# [Records to process]
---*---

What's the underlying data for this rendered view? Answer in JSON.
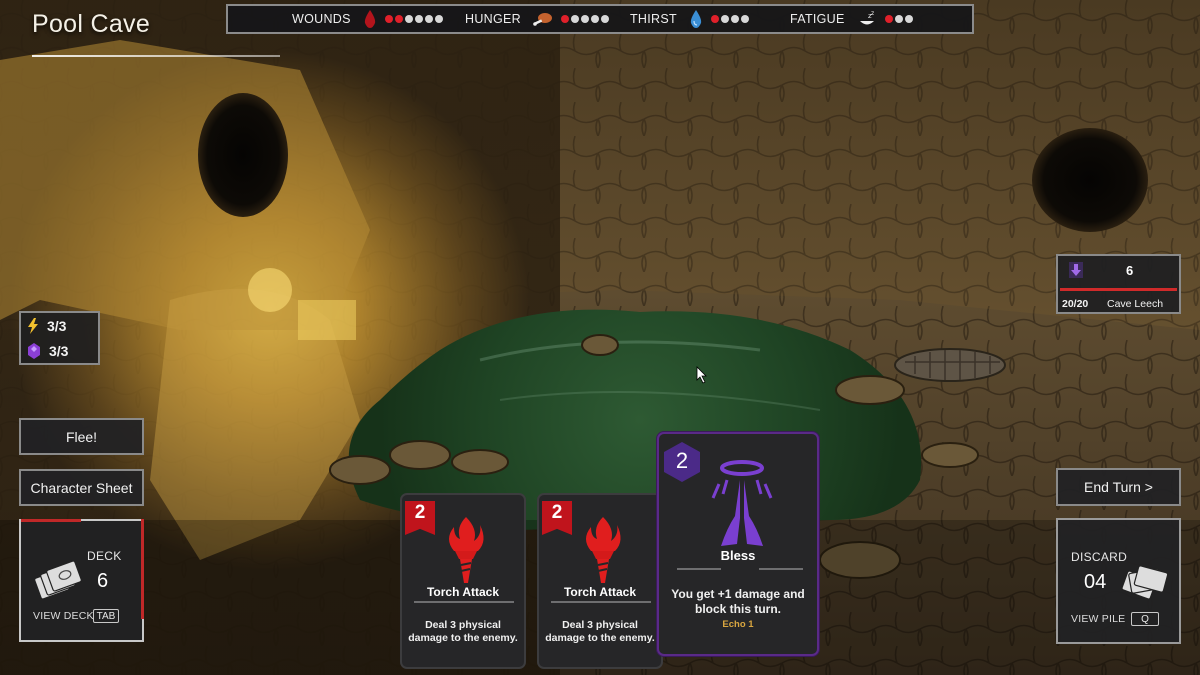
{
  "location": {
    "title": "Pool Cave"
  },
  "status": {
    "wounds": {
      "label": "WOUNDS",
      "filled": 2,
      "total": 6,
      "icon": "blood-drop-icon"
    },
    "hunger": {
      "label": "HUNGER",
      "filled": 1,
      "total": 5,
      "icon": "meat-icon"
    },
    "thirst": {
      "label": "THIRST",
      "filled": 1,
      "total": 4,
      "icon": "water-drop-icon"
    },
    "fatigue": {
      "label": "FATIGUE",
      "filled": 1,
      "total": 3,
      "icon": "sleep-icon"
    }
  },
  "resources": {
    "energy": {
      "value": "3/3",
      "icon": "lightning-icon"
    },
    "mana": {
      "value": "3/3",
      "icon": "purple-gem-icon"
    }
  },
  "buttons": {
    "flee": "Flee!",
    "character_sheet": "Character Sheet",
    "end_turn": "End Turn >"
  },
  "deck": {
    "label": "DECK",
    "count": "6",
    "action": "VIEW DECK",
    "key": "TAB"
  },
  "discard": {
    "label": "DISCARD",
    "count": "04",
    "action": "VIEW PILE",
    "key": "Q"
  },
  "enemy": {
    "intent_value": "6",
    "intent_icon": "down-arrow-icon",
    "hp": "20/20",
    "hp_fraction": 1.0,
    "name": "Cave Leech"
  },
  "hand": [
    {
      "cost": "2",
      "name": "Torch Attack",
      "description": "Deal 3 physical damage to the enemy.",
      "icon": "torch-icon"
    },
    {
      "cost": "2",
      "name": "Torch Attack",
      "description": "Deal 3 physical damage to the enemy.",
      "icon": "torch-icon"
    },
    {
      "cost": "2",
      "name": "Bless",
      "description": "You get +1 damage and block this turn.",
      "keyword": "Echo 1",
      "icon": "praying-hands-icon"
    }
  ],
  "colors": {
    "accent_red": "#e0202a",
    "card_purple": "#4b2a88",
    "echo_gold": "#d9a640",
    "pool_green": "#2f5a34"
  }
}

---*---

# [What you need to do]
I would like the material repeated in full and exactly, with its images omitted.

# [Solution for this problem]
What's the underlying data for this rendered view? Answer in JSON.
{
  "location": {
    "title": "Pool Cave"
  },
  "status": {
    "wounds": {
      "label": "WOUNDS",
      "filled": 2,
      "total": 6,
      "icon": "blood-drop-icon"
    },
    "hunger": {
      "label": "HUNGER",
      "filled": 1,
      "total": 5,
      "icon": "meat-icon"
    },
    "thirst": {
      "label": "THIRST",
      "filled": 1,
      "total": 4,
      "icon": "water-drop-icon"
    },
    "fatigue": {
      "label": "FATIGUE",
      "filled": 1,
      "total": 3,
      "icon": "sleep-icon"
    }
  },
  "resources": {
    "energy": {
      "value": "3/3",
      "icon": "lightning-icon"
    },
    "mana": {
      "value": "3/3",
      "icon": "purple-gem-icon"
    }
  },
  "buttons": {
    "flee": "Flee!",
    "character_sheet": "Character Sheet",
    "end_turn": "End Turn >"
  },
  "deck": {
    "label": "DECK",
    "count": "6",
    "action": "VIEW DECK",
    "key": "TAB"
  },
  "discard": {
    "label": "DISCARD",
    "count": "04",
    "action": "VIEW PILE",
    "key": "Q"
  },
  "enemy": {
    "intent_value": "6",
    "intent_icon": "down-arrow-icon",
    "hp": "20/20",
    "hp_fraction": 1.0,
    "name": "Cave Leech"
  },
  "hand": [
    {
      "cost": "2",
      "name": "Torch Attack",
      "description": "Deal 3 physical damage to the enemy.",
      "icon": "torch-icon"
    },
    {
      "cost": "2",
      "name": "Torch Attack",
      "description": "Deal 3 physical damage to the enemy.",
      "icon": "torch-icon"
    },
    {
      "cost": "2",
      "name": "Bless",
      "description": "You get +1 damage and block this turn.",
      "keyword": "Echo 1",
      "icon": "praying-hands-icon"
    }
  ],
  "colors": {
    "accent_red": "#e0202a",
    "card_purple": "#4b2a88",
    "echo_gold": "#d9a640",
    "pool_green": "#2f5a34"
  }
}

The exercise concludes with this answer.